### Records contained in a dataset
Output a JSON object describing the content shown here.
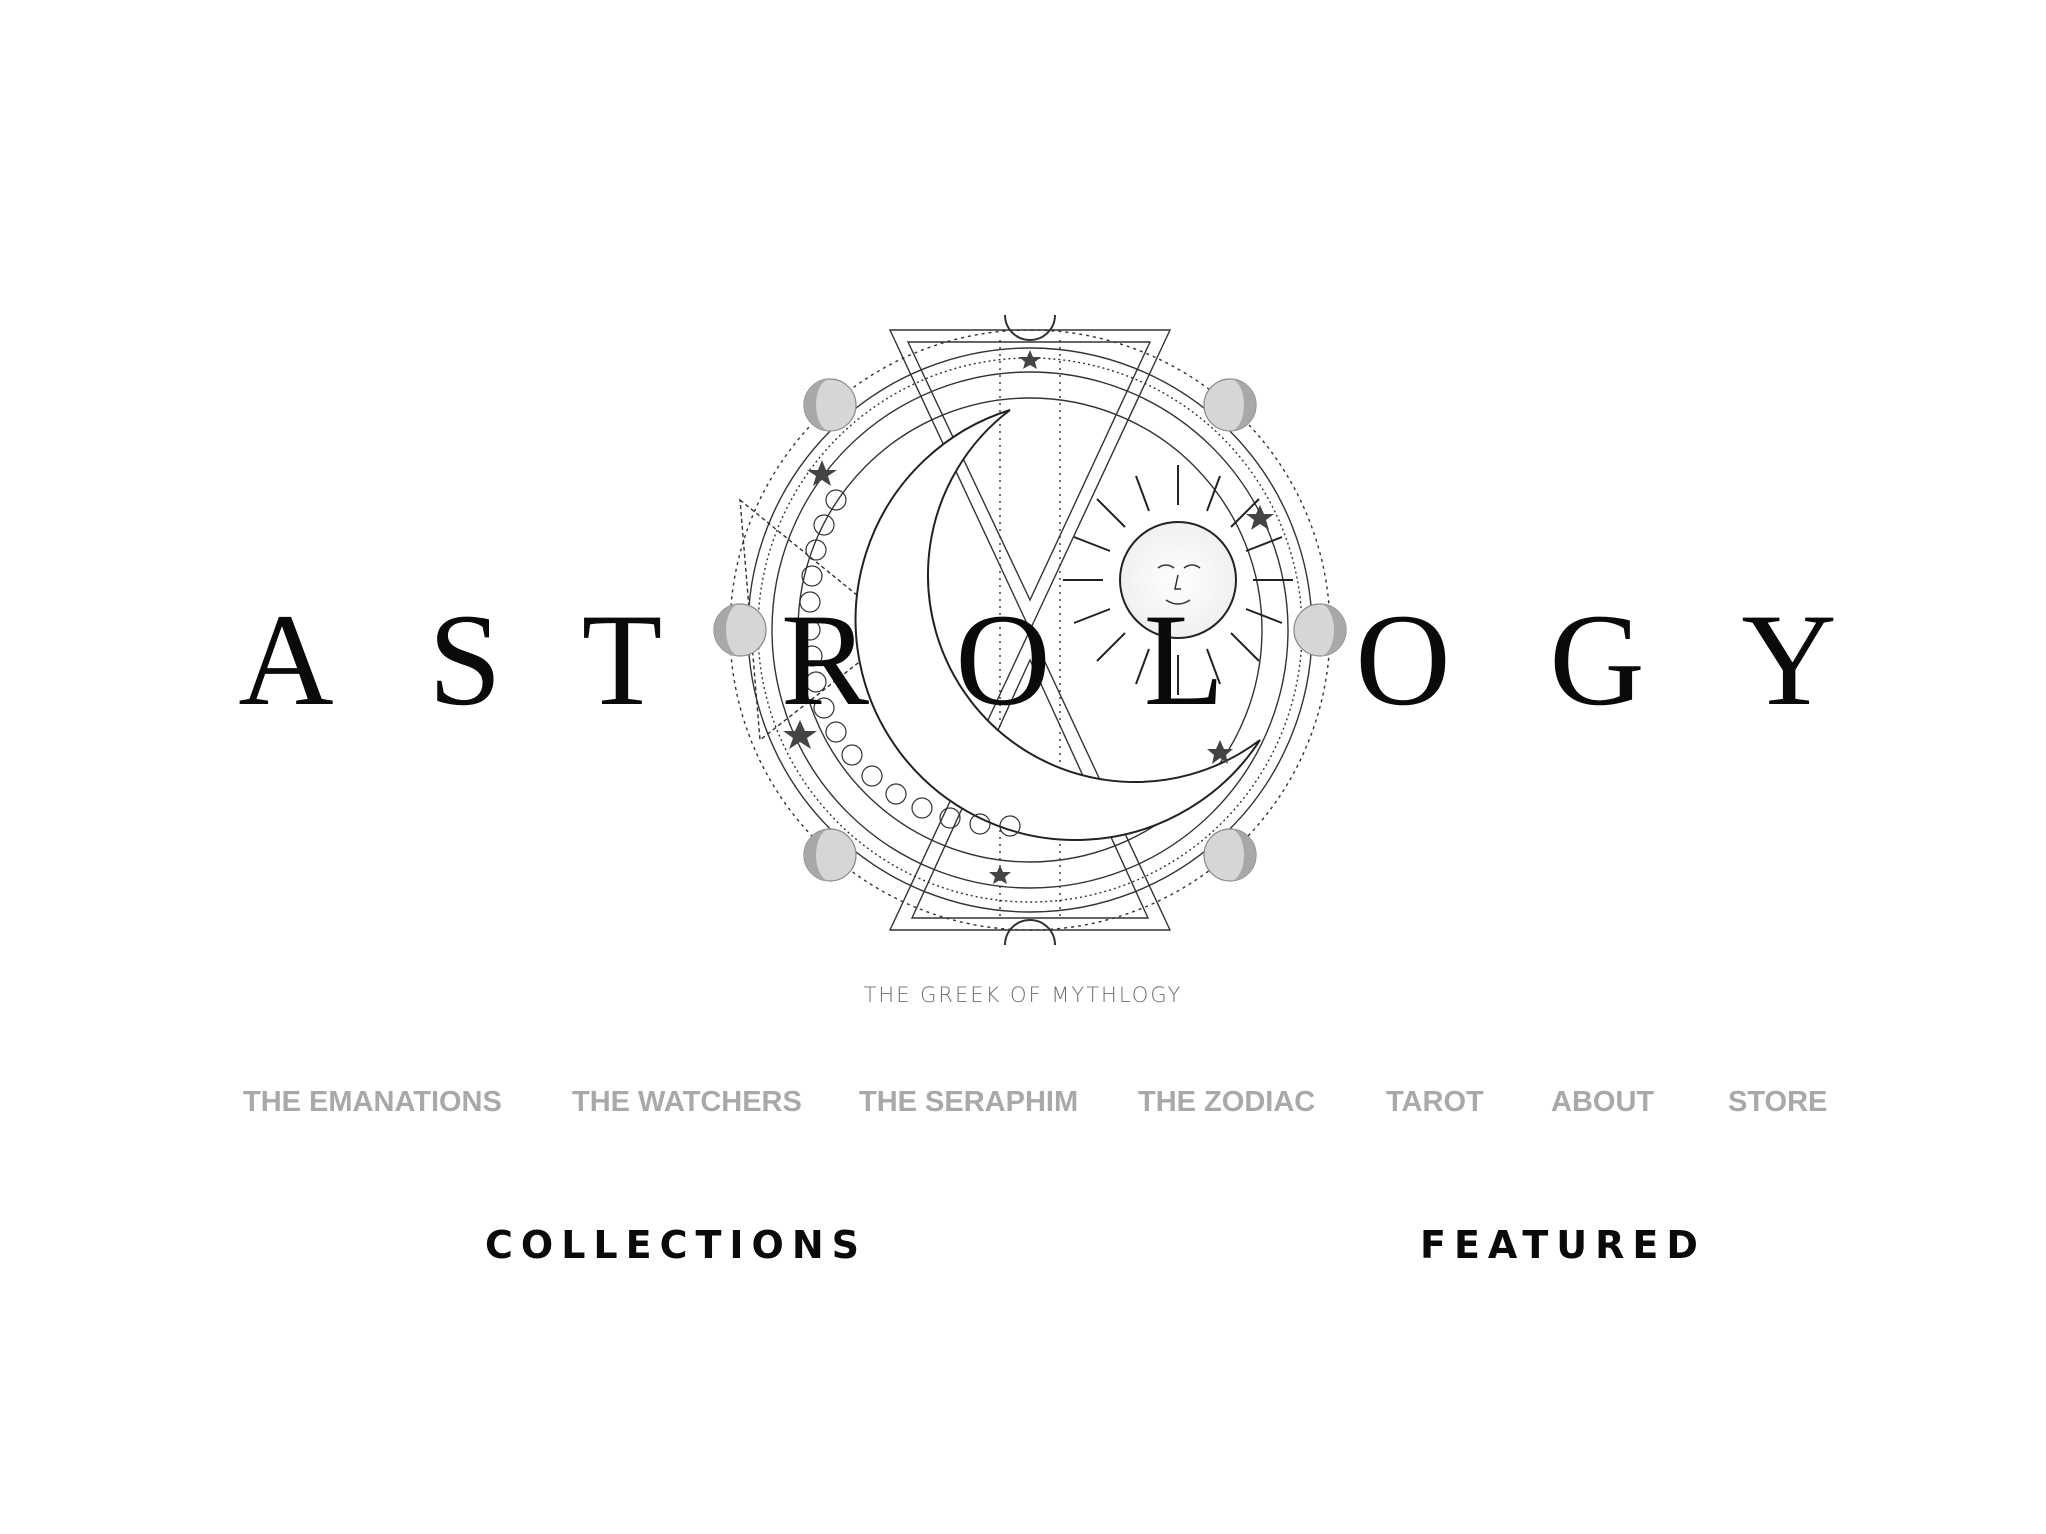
{
  "brand": {
    "letters": [
      "A",
      "S",
      "T",
      "R",
      "O",
      "L",
      "O",
      "G",
      "Y"
    ],
    "emblem_icon": "celestial-moon-sun-emblem"
  },
  "tagline": "THE GREEK OF MYTHLOGY",
  "nav": {
    "items": [
      {
        "label": "THE EMANATIONS"
      },
      {
        "label": "THE WATCHERS"
      },
      {
        "label": "THE SERAPHIM"
      },
      {
        "label": "THE ZODIAC"
      },
      {
        "label": "TAROT"
      },
      {
        "label": "ABOUT"
      },
      {
        "label": "STORE"
      }
    ]
  },
  "sections": {
    "collections": "COLLECTIONS",
    "featured": "FEATURED"
  },
  "colors": {
    "nav_text": "#a9a9a9",
    "tagline_text": "#7a6c5f",
    "heading_text": "#0a0a0a",
    "emblem_line": "#333333",
    "moon_fill": "#d6d6d6"
  }
}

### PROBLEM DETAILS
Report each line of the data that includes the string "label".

### RESULT FOR THIS EXERCISE
        "label": "THE EMANATIONS"
        "label": "THE WATCHERS"
        "label": "THE SERAPHIM"
        "label": "THE ZODIAC"
        "label": "TAROT"
        "label": "ABOUT"
        "label": "STORE"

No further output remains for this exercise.